## TASK GOAL
Some lines in the material below hold the word "springMVC". Copy all of them.

[[ RECORDS FOR THE TASK, beginning ]]

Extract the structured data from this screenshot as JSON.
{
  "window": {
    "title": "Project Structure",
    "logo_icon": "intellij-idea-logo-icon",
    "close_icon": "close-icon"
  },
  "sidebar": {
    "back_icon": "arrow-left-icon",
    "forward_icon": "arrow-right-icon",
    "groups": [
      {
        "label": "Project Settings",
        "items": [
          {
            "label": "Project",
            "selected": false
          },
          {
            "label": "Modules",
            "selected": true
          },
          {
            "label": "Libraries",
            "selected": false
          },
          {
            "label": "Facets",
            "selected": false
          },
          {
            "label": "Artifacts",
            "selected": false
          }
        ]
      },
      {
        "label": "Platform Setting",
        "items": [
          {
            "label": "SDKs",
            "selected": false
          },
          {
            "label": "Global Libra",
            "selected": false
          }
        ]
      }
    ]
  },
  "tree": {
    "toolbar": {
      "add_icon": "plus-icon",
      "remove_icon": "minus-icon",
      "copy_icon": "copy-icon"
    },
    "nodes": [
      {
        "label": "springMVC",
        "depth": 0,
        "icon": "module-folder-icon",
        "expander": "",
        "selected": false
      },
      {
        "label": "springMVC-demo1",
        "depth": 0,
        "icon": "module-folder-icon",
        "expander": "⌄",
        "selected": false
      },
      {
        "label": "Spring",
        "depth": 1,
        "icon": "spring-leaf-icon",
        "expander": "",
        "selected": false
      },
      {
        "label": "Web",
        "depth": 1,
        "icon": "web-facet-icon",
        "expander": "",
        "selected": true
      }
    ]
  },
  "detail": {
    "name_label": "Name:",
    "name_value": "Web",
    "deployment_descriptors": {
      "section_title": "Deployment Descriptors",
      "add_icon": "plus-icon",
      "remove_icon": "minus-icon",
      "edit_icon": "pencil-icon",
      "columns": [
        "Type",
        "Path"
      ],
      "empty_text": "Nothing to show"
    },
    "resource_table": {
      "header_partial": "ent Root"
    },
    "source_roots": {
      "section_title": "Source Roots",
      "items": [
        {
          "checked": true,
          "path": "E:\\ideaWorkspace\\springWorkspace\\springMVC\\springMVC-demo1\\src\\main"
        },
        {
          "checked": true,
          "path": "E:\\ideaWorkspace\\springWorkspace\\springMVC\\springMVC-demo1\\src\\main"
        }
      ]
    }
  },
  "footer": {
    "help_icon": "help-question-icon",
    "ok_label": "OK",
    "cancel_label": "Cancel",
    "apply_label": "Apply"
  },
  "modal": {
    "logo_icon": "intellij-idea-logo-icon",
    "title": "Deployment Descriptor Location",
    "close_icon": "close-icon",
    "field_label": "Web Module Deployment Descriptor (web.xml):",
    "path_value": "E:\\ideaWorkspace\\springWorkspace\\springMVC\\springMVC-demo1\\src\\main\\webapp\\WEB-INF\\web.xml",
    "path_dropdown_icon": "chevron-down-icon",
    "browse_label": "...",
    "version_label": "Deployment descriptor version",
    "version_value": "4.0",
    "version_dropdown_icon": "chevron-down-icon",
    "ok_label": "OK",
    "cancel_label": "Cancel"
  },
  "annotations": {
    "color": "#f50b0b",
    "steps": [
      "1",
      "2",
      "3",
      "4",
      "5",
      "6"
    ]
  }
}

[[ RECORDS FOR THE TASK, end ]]

## OUTPUT BELOW
        "label": "springMVC",
        "label": "springMVC-demo1",
          "path": "E:\\ideaWorkspace\\springWorkspace\\springMVC\\springMVC-demo1\\src\\main"
          "path": "E:\\ideaWorkspace\\springWorkspace\\springMVC\\springMVC-demo1\\src\\main"
    "path_value": "E:\\ideaWorkspace\\springWorkspace\\springMVC\\springMVC-demo1\\src\\main\\webapp\\WEB-INF\\web.xml",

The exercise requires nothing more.